The origins of a fishing village...
The idyllic village of Port Isaac has a recorded history that dates back to at least the fourteenth century, when it was first officially registered as a fishing settlement. Evidence suggests that there has been human occupation in this part of Cornwall going as far back as the Iron Age, and today Port Isaac remains one of the most isolated villages in Britain. The name ‘Isaac’ is said to derive from the word ‘Yzack’, which translates from the Cornish language as ‘Corn’, however, there are suggestions the name is connected to the little-known Cornish saint ‘Issey’.
Port Isaac’s natural harbour provides one of the safest refuges of any port along Cornwall’s rugged and often windswept North Atlantic Coast. The breakwater walls here were first developed in the 16th century, during the reign of King Henry VIII, and then later re-built in the 1920’s and 30’s. Works have caused the beach to drop considerably, but keep the port secluded and protected, allowing the village fishermen to safely use the beach to work on. However, they must plan their trawls carefully as they are only able to get their boats in and out of harbour when the tide is high.
Throughout history, the fishing industry has played a crucial role in the life and economy of Port Isaac. The local speciality was Pilchard fishing; with large shoals bringing great wealth to local fisherman for many years. These fish were often covered in salt and then crushed to reap their valuable oils; often more valuable than the dried fish, which was mostly exported into Europe. However, by the 1920’s the Pilchard stock had declined, forcing fishermen to catch Herring, which then also failed in the 1940’s. Now, Crab and Lobster are the main catch of the day, as well as Mackerel and other flat fish.

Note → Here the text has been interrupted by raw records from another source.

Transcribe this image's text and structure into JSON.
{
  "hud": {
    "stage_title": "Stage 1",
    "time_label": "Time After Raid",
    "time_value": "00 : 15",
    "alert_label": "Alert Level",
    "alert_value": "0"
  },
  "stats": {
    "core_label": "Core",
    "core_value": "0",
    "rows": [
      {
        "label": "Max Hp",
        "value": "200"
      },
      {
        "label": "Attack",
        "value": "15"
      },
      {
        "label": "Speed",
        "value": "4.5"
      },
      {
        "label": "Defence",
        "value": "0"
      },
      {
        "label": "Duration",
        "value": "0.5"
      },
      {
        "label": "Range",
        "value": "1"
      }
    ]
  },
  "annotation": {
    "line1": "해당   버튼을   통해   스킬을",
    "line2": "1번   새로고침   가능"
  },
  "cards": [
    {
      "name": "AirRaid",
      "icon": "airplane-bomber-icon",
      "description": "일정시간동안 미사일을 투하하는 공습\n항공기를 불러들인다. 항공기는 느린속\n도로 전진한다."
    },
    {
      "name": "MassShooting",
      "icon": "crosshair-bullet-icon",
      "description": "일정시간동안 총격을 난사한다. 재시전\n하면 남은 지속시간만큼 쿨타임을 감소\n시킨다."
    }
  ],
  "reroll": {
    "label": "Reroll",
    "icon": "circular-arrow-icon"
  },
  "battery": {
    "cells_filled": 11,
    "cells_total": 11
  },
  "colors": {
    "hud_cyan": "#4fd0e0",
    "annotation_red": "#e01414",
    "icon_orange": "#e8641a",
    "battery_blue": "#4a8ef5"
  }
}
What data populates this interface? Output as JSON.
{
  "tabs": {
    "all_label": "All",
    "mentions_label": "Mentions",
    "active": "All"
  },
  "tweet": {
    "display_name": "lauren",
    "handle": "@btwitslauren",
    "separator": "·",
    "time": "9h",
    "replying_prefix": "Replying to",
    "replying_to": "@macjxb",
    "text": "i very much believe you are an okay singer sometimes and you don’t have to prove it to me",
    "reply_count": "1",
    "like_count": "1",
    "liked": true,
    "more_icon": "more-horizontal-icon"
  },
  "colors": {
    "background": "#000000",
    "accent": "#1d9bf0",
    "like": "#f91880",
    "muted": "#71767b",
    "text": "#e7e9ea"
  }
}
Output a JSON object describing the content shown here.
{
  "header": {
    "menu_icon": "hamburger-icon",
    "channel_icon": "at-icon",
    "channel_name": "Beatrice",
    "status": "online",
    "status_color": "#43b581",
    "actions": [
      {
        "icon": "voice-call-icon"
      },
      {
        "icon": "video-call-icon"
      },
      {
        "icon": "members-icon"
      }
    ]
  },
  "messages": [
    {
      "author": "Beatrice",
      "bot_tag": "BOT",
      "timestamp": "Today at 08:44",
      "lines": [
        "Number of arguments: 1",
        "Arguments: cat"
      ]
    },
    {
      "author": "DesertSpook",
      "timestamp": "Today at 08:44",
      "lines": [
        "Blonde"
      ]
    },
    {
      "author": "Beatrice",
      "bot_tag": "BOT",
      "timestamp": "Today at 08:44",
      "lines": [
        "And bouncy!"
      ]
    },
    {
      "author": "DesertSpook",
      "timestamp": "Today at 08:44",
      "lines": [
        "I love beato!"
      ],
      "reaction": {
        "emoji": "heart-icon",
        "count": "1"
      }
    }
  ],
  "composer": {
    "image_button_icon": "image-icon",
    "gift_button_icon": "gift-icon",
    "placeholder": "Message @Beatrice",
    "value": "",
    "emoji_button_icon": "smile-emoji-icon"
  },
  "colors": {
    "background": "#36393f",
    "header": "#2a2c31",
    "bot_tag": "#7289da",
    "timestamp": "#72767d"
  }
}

But Port Isaac has not solely relied on fishing throughout its history, with mining, quarrying and coasting important, as well as trade boats arriving with their cargoes of coal, timber and stone. Mining industries are intrinsically linked with Cornwall’s industrial past, and certainly significant loads of locally sourced metals past through Port Isaac’s harbour, before these industries declined due to competition in other parts of the world. Developments in the railway system, and then road transport, eventually put paid to Port Isaac’s role in many of these traditional industries.
Changes on the horizon...
Throughout Port Isaac there are numerous historic and interesting properties. The market square, known locally in Cornwall as ‘The Platt’, is the centre of the old village and all its activity. Most of the village centre was developed in the 18th and 19th centuries, and there are 90 protected buildings located along the winding lanes. Probably one of the villages’ most famous features is Temple Bar, aptly nick-named ‘Squeezy-belly-alley’. Set between two cottages, this was listed as the narrowest thoroughfare in the world at less than 50 centimetres wide. Other notable buildings include The Old School, The Manor House; where Methodist preacher John Wesley may have stayed on some of his 14 visits to the village, and Port Isaac’s only pub; the Golden Lion.
Port Isaac’s location, beautiful scenery and great history made it the ideal setting when crews were searching for a filming location for a new TV series, Poldark. Filmed in the 1970’s, Poldark is based on the novels of Winston Graham and tells the story of local man Ross Poldark who has returned home to Cornwall after fighting in the American Revolutionary War. Subsequently, the village of Port Isaac has also featured in other TV series, and on the big screen in films such as Oscar & Lucinda and Saving Grace, with the latter providing the source of inspiration for the production that Port Isaac is now most famously known for: Doc Martin.
In recent times the nature of Port Isaac has changed significantly, especially since the early 19th century; a time when the village was described as ‘secluded from the rest of the world’. But today, Port Isaac remains a haven in one of the most beautiful stretches of coastline in Britain; set in a part of Cornwall that is officially designated as an ‘Area of Outstanding Natural Beauty’. There is no town with 10 miles, and the village has retained much of its charm from its origin as a small fishing settlement.